When asked if the Navy’s Flight III Arleigh Burke-class destroyers could pick up the slack created by the retirement of the Navy’s Ticonderoga-class cruisers, the Chief of Naval Operations was emphatic in his endorsement.
“Yeah, they can. And so we do that now with the Flight IIs, and we can certainly do it with the Flight IIIs,” Gilday said. “I think, importantly, with the Flight IIIs, we’re also leading the way in the transition with DDG(X) towards the end of this decade. And so, I expect Flight III DDGs, along with DDG(X), to be around for decades and decades. And, certainly, that air missile and defense commander role is going to be right—a core mission for them throughout that timeframe.”
While the Flight III Burkes are indeed capable, the Navy will need as many as possible. The Navy needs “as many as we can build, quite frankly,” Gilday said.

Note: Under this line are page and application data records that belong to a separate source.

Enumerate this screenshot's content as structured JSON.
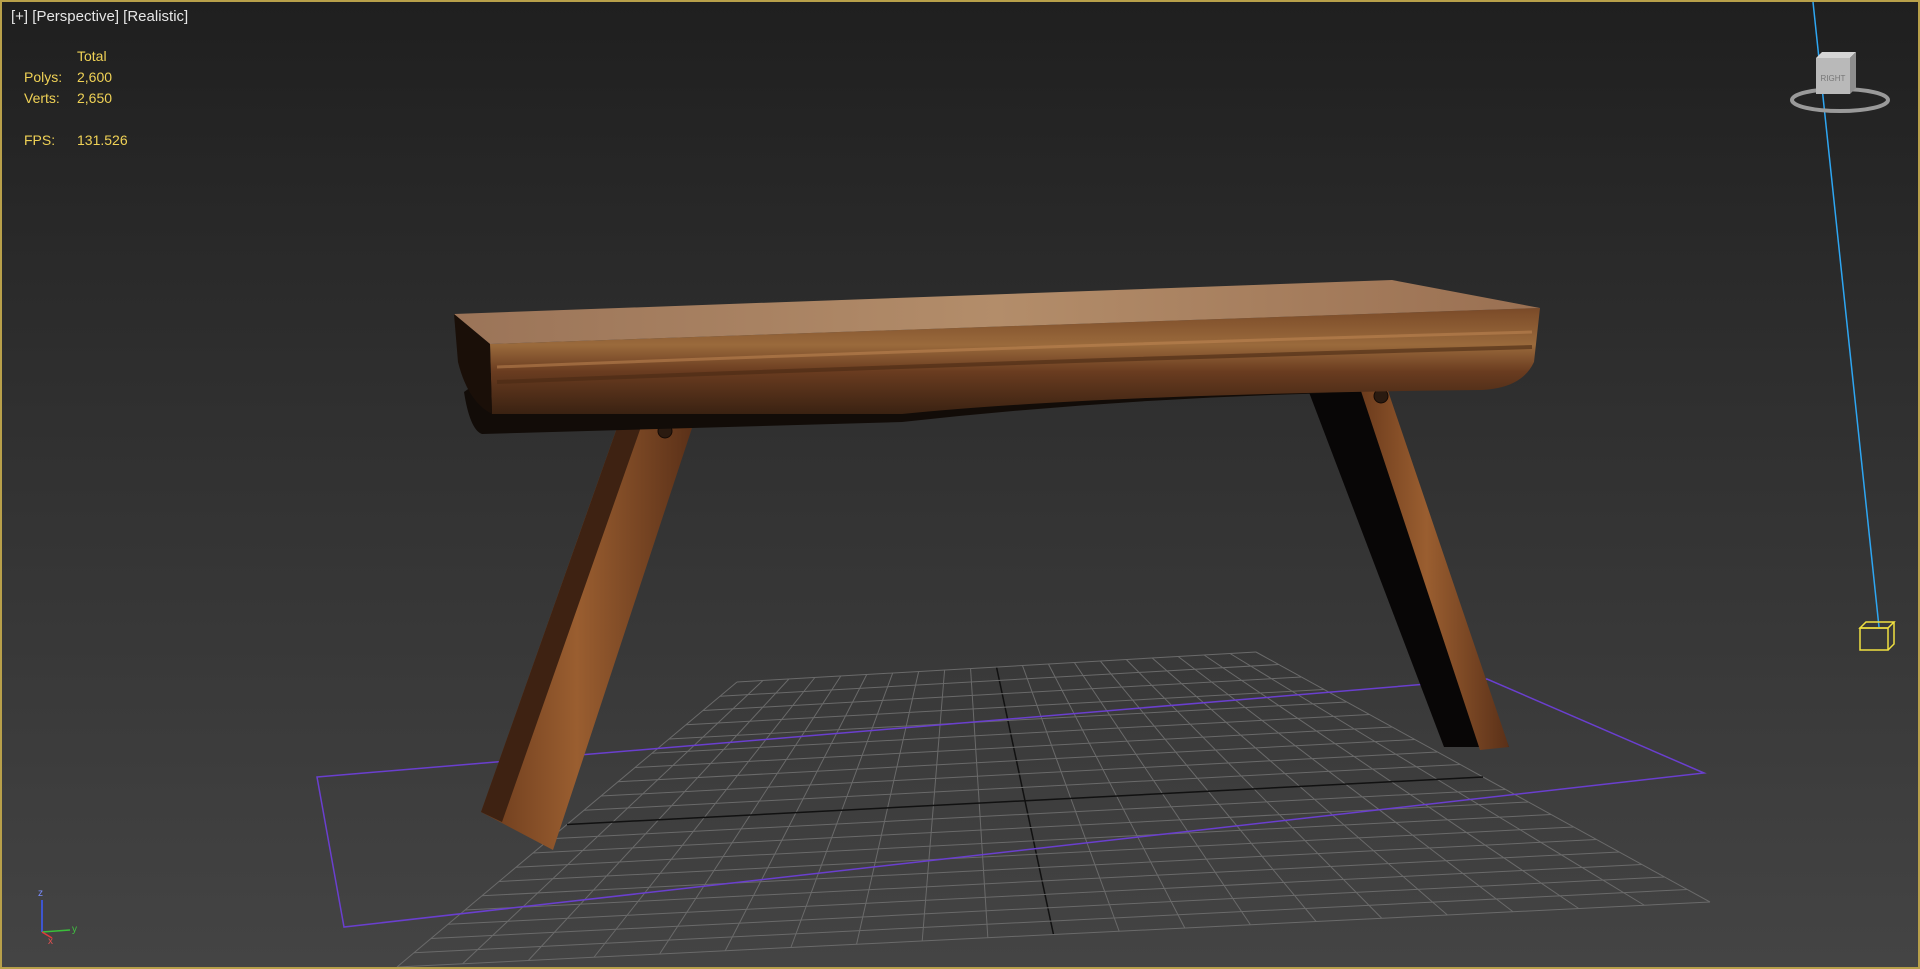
{
  "viewport": {
    "label": {
      "plus": "[+]",
      "view": "[Perspective]",
      "shading": "[Realistic]"
    },
    "stats": {
      "header": "Total",
      "polys_label": "Polys:",
      "polys_value": "2,600",
      "verts_label": "Verts:",
      "verts_value": "2,650",
      "fps_label": "FPS:",
      "fps_value": "131.526"
    },
    "viewcube": {
      "face_text": "RIGHT"
    },
    "axis": {
      "z": "z",
      "x": "x",
      "y": "y"
    }
  },
  "colors": {
    "frame_border": "#b8a04a",
    "stats_text": "#f0d256",
    "selection_box": "#6a3fcf",
    "light_line": "#2ea6f2",
    "light_target": "#f0e040"
  }
}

“We just see the demand for destroyers increasing,” he said. “I’ve said publicly that … we need a high number of small surface combatants as well as large surface combatants. There’s going to be a definite role for these Flight IIIs … in the future.”

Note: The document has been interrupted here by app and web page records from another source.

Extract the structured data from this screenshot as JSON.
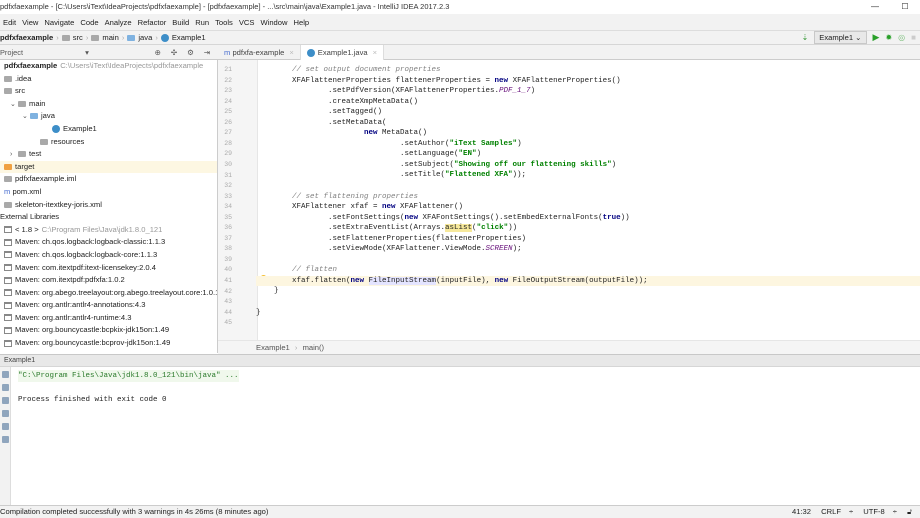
{
  "window": {
    "title": "pdfxfaexample - [C:\\Users\\iText\\IdeaProjects\\pdfxfaexample] - [pdfxfaexample] - ...\\src\\main\\java\\Example1.java - IntelliJ IDEA 2017.2.3"
  },
  "menu": [
    "Edit",
    "View",
    "Navigate",
    "Code",
    "Analyze",
    "Refactor",
    "Build",
    "Run",
    "Tools",
    "VCS",
    "Window",
    "Help"
  ],
  "breadcrumb": [
    "pdfxfaexample",
    "src",
    "main",
    "java",
    "Example1"
  ],
  "run_config": "Example1",
  "project_panel": {
    "label": "Project"
  },
  "tabs": [
    {
      "label": "pdfxfa-example",
      "active": false
    },
    {
      "label": "Example1.java",
      "active": true
    }
  ],
  "tree": [
    {
      "label": "pdfxfaexample",
      "path": "C:\\Users\\iText\\IdeaProjects\\pdfxfaexample",
      "bold": true,
      "depth": 0,
      "icon": "none"
    },
    {
      "label": ".idea",
      "depth": 0,
      "icon": "folder"
    },
    {
      "label": "src",
      "depth": 0,
      "icon": "folder"
    },
    {
      "label": "main",
      "depth": 1,
      "icon": "folder",
      "arrow": "v"
    },
    {
      "label": "java",
      "depth": 2,
      "icon": "folder-blue",
      "arrow": "v"
    },
    {
      "label": "Example1",
      "depth": 4,
      "icon": "class"
    },
    {
      "label": "resources",
      "depth": 3,
      "icon": "folder"
    },
    {
      "label": "test",
      "depth": 1,
      "icon": "folder",
      "arrow": ">"
    },
    {
      "label": "target",
      "depth": 0,
      "icon": "folder-orange",
      "highlight": true
    },
    {
      "label": "pdfxfaexample.iml",
      "depth": 0,
      "icon": "file"
    },
    {
      "label": "pom.xml",
      "depth": 0,
      "icon": "maven"
    },
    {
      "label": "skeleton-itextkey-joris.xml",
      "depth": 0,
      "icon": "file"
    },
    {
      "label": "External Libraries",
      "depth": -1,
      "icon": "none"
    },
    {
      "label": "< 1.8 >",
      "path": "C:\\Program Files\\Java\\jdk1.8.0_121",
      "depth": 0,
      "icon": "library"
    },
    {
      "label": "Maven: ch.qos.logback:logback-classic:1.1.3",
      "depth": 0,
      "icon": "library"
    },
    {
      "label": "Maven: ch.qos.logback:logback-core:1.1.3",
      "depth": 0,
      "icon": "library"
    },
    {
      "label": "Maven: com.itextpdf:itext-licensekey:2.0.4",
      "depth": 0,
      "icon": "library"
    },
    {
      "label": "Maven: com.itextpdf:pdfxfa:1.0.2",
      "depth": 0,
      "icon": "library"
    },
    {
      "label": "Maven: org.abego.treelayout:org.abego.treelayout.core:1.0.1",
      "depth": 0,
      "icon": "library"
    },
    {
      "label": "Maven: org.antlr:antlr4-annotations:4.3",
      "depth": 0,
      "icon": "library"
    },
    {
      "label": "Maven: org.antlr:antlr4-runtime:4.3",
      "depth": 0,
      "icon": "library"
    },
    {
      "label": "Maven: org.bouncycastle:bcpkix-jdk15on:1.49",
      "depth": 0,
      "icon": "library"
    },
    {
      "label": "Maven: org.bouncycastle:bcprov-jdk15on:1.49",
      "depth": 0,
      "icon": "library"
    }
  ],
  "code": {
    "first_line": 21,
    "current_line": 41,
    "lines": [
      [
        [
          "        "
        ],
        [
          "// set output document properties",
          "cm"
        ]
      ],
      [
        [
          "        XFAFlattenerProperties flattenerProperties = "
        ],
        [
          "new",
          "kw"
        ],
        [
          " XFAFlattenerProperties()"
        ]
      ],
      [
        [
          "                .setPdfVersion(XFAFlattenerProperties."
        ],
        [
          "PDF_1_7",
          "const"
        ],
        [
          ")"
        ]
      ],
      [
        [
          "                .createXmpMetaData()"
        ]
      ],
      [
        [
          "                .setTagged()"
        ]
      ],
      [
        [
          "                .setMetaData("
        ]
      ],
      [
        [
          "                        "
        ],
        [
          "new",
          "kw"
        ],
        [
          " MetaData()"
        ]
      ],
      [
        [
          "                                .setAuthor("
        ],
        [
          "\"iText Samples\"",
          "str"
        ],
        [
          ")"
        ]
      ],
      [
        [
          "                                .setLanguage("
        ],
        [
          "\"EN\"",
          "str"
        ],
        [
          ")"
        ]
      ],
      [
        [
          "                                .setSubject("
        ],
        [
          "\"Showing off our flattening skills\"",
          "str"
        ],
        [
          ")"
        ]
      ],
      [
        [
          "                                .setTitle("
        ],
        [
          "\"Flattened XFA\"",
          "str"
        ],
        [
          "));"
        ]
      ],
      [
        [
          ""
        ]
      ],
      [
        [
          "        "
        ],
        [
          "// set flattening properties",
          "cm"
        ]
      ],
      [
        [
          "        XFAFlattener xfaf = "
        ],
        [
          "new",
          "kw"
        ],
        [
          " XFAFlattener()"
        ]
      ],
      [
        [
          "                .setFontSettings("
        ],
        [
          "new",
          "kw"
        ],
        [
          " XFAFontSettings().setEmbedExternalFonts("
        ],
        [
          "true",
          "kw"
        ],
        [
          "))"
        ]
      ],
      [
        [
          "                .setExtraEventList(Arrays."
        ],
        [
          "asList",
          "hl"
        ],
        [
          "("
        ],
        [
          "\"click\"",
          "str"
        ],
        [
          "))"
        ]
      ],
      [
        [
          "                .setFlattenerProperties(flattenerProperties)"
        ]
      ],
      [
        [
          "                .setViewMode(XFAFlattener.ViewMode."
        ],
        [
          "SCREEN",
          "const"
        ],
        [
          ");"
        ]
      ],
      [
        [
          ""
        ]
      ],
      [
        [
          "        "
        ],
        [
          "// flatten",
          "cm"
        ]
      ],
      [
        [
          "        xfaf.flatten("
        ],
        [
          "new",
          "kw"
        ],
        [
          " "
        ],
        [
          "FileInputStream",
          "ref"
        ],
        [
          "(inputFile), "
        ],
        [
          "new",
          "kw"
        ],
        [
          " FileOutputStream(outputFile));"
        ]
      ],
      [
        [
          "    }"
        ]
      ],
      [
        [
          ""
        ]
      ],
      [
        [
          "}"
        ]
      ],
      [
        [
          ""
        ]
      ]
    ]
  },
  "editor_breadcrumb": [
    "Example1",
    "main()"
  ],
  "run_panel": {
    "title": "Example1",
    "lines": [
      "\"C:\\Program Files\\Java\\jdk1.8.0_121\\bin\\java\" ...",
      "",
      "Process finished with exit code 0"
    ]
  },
  "status": {
    "message": "Compilation completed successfully with 3 warnings in 4s 26ms (8 minutes ago)",
    "position": "41:32",
    "line_sep": "CRLF",
    "encoding": "UTF-8"
  }
}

In Gilday’s opinion, the ships are some of the best in the water today.
“Ingalls has been building these destroyers for decades, 40 years now this class of ship,” he said, while speaking at the christening of the USS Jack H. Lucas. “This is the 75th DDG hull that we’ve christened. And so they know what they’re doing.
“HII—Huntington Ingalls Industries and Huntington Ingalls Shipbuilding—I consider them to be world-class with respect to shipbuilding. And the only reason why they can be world-class, besides the exquisite technology that they have down here, is the fact that the team that builds these ships, they’re like Olympic athletes.
“They’re like gold-medal Olympic athletes. And so this is a shipyard that really does set the pace. If the United States Navy is the pacing threat in the world with respect to navies, I consider this shipyard to be pacing many others with respect to the quality of the ships that they produce.”
Caleb Larson is a multimedia journalist and defense writer with the National Interest. A graduate of UCLA, he also holds a Master of Public Policy and lives in Berlin. He covers the intersection of conflict, security, and technology, focusing on American foreign policy, European security, and German society for both print and radio. Follow him on Twitter @calebmlarson.
Image: U.S. Navy/Flickr.